The car completed a full 24-hour test at Sebring, Florida, earlier this year, Knaus said, and is capable of finishing the race. Button believes NASCAR will leave a lasting impression no matter what happens.

“If you haven’t seen this car live yet, it’s an absolute beast,” Button said. “When you see and hear it go by, it just puts a massive smile on your face.”

For Hendrick, the effort is the first in his newfound embrace of racing outside NASCAR, the stock car series founded long ago in the American South. Aside from the Le Mans project, he will own the Indy car that Kyle Larson drives for Arrow McLaren in next year’s Indianapolis 500 and it will be sponsored by his automotive company.
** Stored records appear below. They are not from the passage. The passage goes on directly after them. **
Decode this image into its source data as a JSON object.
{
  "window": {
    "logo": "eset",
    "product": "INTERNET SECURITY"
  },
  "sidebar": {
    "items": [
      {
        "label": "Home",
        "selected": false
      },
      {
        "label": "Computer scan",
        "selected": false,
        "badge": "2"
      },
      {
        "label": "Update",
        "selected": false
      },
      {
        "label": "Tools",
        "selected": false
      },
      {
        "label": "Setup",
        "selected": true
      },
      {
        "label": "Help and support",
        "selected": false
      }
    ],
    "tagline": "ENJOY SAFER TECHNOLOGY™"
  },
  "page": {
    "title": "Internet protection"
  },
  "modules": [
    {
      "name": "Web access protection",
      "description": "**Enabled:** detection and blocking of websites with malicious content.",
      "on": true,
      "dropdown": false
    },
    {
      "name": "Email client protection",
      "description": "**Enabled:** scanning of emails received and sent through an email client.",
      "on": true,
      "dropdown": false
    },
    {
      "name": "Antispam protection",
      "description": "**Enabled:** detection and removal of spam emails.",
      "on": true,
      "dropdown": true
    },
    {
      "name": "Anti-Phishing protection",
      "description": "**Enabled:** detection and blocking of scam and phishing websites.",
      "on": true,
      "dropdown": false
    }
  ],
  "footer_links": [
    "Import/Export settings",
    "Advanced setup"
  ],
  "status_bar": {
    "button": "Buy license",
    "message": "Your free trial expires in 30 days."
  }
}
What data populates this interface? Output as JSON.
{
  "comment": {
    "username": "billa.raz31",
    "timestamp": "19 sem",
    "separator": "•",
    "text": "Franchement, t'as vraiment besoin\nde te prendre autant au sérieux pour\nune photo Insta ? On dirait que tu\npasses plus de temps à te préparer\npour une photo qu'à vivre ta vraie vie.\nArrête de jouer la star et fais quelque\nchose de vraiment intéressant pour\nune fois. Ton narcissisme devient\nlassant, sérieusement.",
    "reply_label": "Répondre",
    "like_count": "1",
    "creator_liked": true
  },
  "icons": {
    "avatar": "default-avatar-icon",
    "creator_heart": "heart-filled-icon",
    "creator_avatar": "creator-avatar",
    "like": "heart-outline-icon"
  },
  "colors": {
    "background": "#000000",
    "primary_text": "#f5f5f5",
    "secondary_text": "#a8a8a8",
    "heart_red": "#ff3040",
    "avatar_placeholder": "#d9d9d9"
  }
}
“If you’d have told me I’d be racing at Le Mans and Indianapolis within the same year, I’d never have believed you,” Hendrick told AP. “But we’re doing both and we’re going to do it right.”

Le Mans 24 Hour Race - Car Parade
Fans gather around the NASCAR Next Gen Chevrolet Camaro ZL1 that is the Garage 56 entry for the 100th 24 Hours of Le Mans at the Circuit de la Sarthe (Chris Graythen/Getty Images).

General Motors is celebrating the achievement with a 2024 Chevrolet Camaro ZL1 Garage 56 Edition and only 56 will be available to collectors later this year.

“Even though Chevrolet has been racing since its inception in 1911, we’ve never done anything quite like Garage 56,” said GM President Mark Reuss. “A NASCAR stock car running at Le Mans is something fans doubted they would see again.”

The race hasn’t even started yet, but Hendrick has enjoyed it so much that he doesn’t want the project to end.

“It’s like a shame to go through all this and do all this, and then Sunday it’s done,” Hendrick said. “It’s just really special to be here.”